Electricians were there at the scene to help sort out the problem, but they were flying blind, being unfamiliar with battery chargers. All AC fuses checked out OK, but “Each charger seems to have a single odd fuse blown. One that the electricians don’t have.” That would be the DC output fuse designed to protect the charger diodes from unusual currents, particularly reverse polarity currents.
Anything done to the batteries recently? “We did have an outside lift truck maintenance service come in and do some limited truck work; they just installed some new connectors on lift trucks and a couple of batteries.” Yep. At least one of those batteries must now have the connector on backwards, I told him.
The initial attempt at plugging that backwards battery into a charger would have resulted in blowing the charger’s DC fuse, instantly disabling it. The rest would have been up to the operator. Discovering that the charger was “bad”, the lift truck operator may have tried the next charger in line, instantly blowing its DC fuse, then the next, until he discovered he had a whole charging rack full of “bad” chargers. This is a disaster for a warehouse in the busy season. I hope the truck maintenance service was a bargain, because situations like this can cost an operation money.
The lesson that can be learned here is to make changes, upgrades, and repairs in an electric fleet system with care. The best and biggest advantage to using electric lift trucks is the outstandingly low cost of operation and maintenance, so one can afford to take reasonable care during rare repair situations.
The most common upgrade path involves bringing in new lift trucks and/or new batteries. If a charging crunch at the end of the shift is not a problem with the new addition (enough chargers to go around), one still has to be careful to see that the chargers have the appropriate rating for the new battery size. Remember that a forklift battery has two significant operating specifications: voltage and capacity (commonly stated Ampere hours). A higher capacity battery requires a charger rated appropriately higher, and some special high-performance batteries with very strong electrolyte (high specific gravity, 1,300+ at full charge) must have a charger with an elevated finish rate, as well.
The newest, and most severe, charger incompatibility situation involves bringing a sealed “maintenance-free” battery into an existing fleet. No charger set up for standard “flooded” lead-acid batteries can be used to charge a sealed battery (some advanced chargers can be adjusted, but this is usually not a toggle-switch changeover). In many cases, charging a sealed battery just one time on a standard charger may damage the battery irreparably. This means that special precautions are necessary to avoid using the wrong charger in a mixed fleet that includes any sealed batteries.

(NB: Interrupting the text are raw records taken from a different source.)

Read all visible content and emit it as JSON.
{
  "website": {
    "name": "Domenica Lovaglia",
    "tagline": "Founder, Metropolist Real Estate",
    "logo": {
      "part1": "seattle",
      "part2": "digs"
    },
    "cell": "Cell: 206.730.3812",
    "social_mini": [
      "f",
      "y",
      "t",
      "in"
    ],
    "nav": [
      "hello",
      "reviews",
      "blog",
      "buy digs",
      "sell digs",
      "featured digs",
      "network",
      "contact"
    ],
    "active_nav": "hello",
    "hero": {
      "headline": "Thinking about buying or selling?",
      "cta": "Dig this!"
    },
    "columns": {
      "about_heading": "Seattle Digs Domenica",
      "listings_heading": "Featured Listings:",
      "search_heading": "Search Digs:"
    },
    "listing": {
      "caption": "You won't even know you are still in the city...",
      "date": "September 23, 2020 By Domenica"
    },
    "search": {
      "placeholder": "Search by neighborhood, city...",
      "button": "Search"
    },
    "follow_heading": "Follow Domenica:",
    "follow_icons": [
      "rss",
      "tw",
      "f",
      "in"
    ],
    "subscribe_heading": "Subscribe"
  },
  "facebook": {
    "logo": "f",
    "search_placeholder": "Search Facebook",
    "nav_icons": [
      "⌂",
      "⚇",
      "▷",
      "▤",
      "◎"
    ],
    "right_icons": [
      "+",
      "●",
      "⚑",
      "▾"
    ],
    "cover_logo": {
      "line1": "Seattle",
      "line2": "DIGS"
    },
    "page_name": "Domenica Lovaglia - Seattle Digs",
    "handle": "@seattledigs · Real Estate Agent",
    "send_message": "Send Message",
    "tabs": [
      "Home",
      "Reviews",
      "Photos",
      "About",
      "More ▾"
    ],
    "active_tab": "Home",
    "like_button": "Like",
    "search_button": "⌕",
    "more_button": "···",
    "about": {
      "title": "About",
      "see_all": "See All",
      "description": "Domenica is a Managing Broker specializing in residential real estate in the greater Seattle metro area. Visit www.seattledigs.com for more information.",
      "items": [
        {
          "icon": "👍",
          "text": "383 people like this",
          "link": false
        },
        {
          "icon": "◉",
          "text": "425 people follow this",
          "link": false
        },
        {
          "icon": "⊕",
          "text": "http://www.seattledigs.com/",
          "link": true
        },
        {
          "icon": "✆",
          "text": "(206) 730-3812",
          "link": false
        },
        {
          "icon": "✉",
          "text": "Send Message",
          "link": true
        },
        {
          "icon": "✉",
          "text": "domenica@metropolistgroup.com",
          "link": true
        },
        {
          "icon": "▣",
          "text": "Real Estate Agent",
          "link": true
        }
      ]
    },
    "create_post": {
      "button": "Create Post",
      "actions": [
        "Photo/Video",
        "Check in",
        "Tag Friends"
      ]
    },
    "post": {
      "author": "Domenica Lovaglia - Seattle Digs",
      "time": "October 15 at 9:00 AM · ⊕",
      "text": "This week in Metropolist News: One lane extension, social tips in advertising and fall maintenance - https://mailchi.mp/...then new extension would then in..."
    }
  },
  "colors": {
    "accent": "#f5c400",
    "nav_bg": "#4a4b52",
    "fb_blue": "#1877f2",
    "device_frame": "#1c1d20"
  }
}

Color-keyed connectors can be a first step in making a mixed battery fleet work (the popular Anderson SB style connector is notched to mate only matching connectors), but that presumes that no one in the operation sidesteps this control by notching out connectors with a pocket knife to make them universal. It happens. The best way to protect your investment might be to: A) Don’t have a mixed fleet, or B) Use an entirely different connector style for the odd battery/charger combination. Keep in mind that since the lift truck connector must match the battery, you are limiting the truck(s) with the sealed battery to just that battery type alone.
For more information, contact Arcon Equipment Inc. (440) 232-1422.